__PROVIDED DATA__:

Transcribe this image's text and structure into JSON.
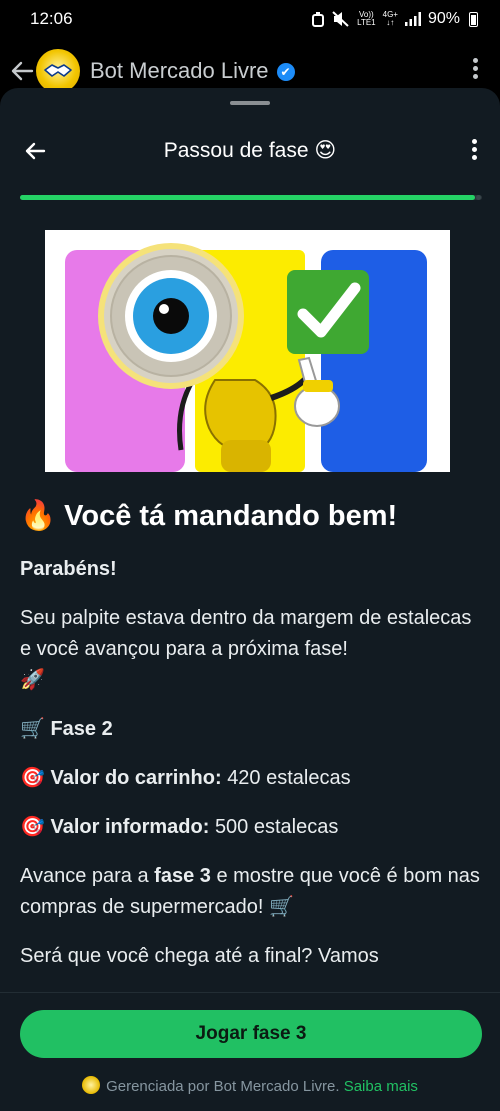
{
  "status_bar": {
    "time": "12:06",
    "volte_top": "Vo))",
    "volte_bottom": "LTE1",
    "network_top": "4G+",
    "network_bottom": "↓↑",
    "battery": "90%"
  },
  "chat": {
    "name": "Bot Mercado Livre",
    "verified": "✔",
    "avatar_icon": "handshake-icon"
  },
  "sheet": {
    "title": "Passou de fase 😍",
    "progress": 0.985
  },
  "hero": {
    "check_emoji": "✔",
    "colors": {
      "pink": "#e77ae9",
      "yellow": "#fcec00",
      "blue": "#1e5ee6",
      "check_green": "#3fa832"
    }
  },
  "message": {
    "headline_emoji": "🔥",
    "headline": "Você tá mandando bem!",
    "congrats": "Parabéns!",
    "intro": "Seu palpite estava dentro da margem de estalecas e você avançou para a próxima fase!",
    "rocket": "🚀",
    "phase_emoji": "🛒",
    "phase": "Fase 2",
    "cart_emoji": "🎯",
    "cart_label": "Valor do carrinho:",
    "cart_value": "420 estalecas",
    "informed_emoji": "🎯",
    "informed_label": "Valor informado:",
    "informed_value": "500 estalecas",
    "advance_pre": "Avance para a ",
    "advance_bold": "fase 3",
    "advance_post": " e mostre que você é bom nas compras de supermercado! 🛒",
    "question": "Será que você chega até a final? Vamos"
  },
  "cta": {
    "label": "Jogar fase 3"
  },
  "footer": {
    "text": "Gerenciada por Bot Mercado Livre.",
    "link": "Saiba mais"
  },
  "colors": {
    "accent": "#21c063",
    "background": "#121b22",
    "verified": "#1d8cf8"
  }
}
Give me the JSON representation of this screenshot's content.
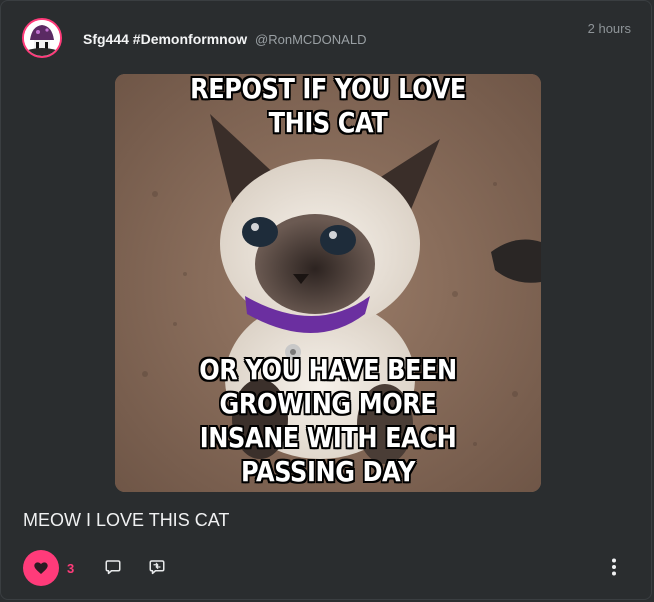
{
  "post": {
    "author_name": "Sfg444 #Demonformnow",
    "author_handle": "@RonMCDONALD",
    "time": "2 hours",
    "meme_top_line1": "REPOST IF YOU LOVE",
    "meme_top_line2": "THIS CAT",
    "meme_bottom_line1": "OR YOU HAVE BEEN GROWING MORE",
    "meme_bottom_line2": "INSANE WITH EACH PASSING DAY",
    "caption": "MEOW I LOVE THIS CAT",
    "likes": "3"
  },
  "colors": {
    "accent": "#ff3b7a",
    "background": "#2a2d2f",
    "text_muted": "#9aa0a4"
  },
  "icons": {
    "like": "heart-icon",
    "comment": "comment-icon",
    "share": "repost-icon",
    "more": "more-vertical-icon"
  }
}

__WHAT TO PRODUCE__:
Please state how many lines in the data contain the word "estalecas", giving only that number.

__REPLY TO THE EXERCISE__:
3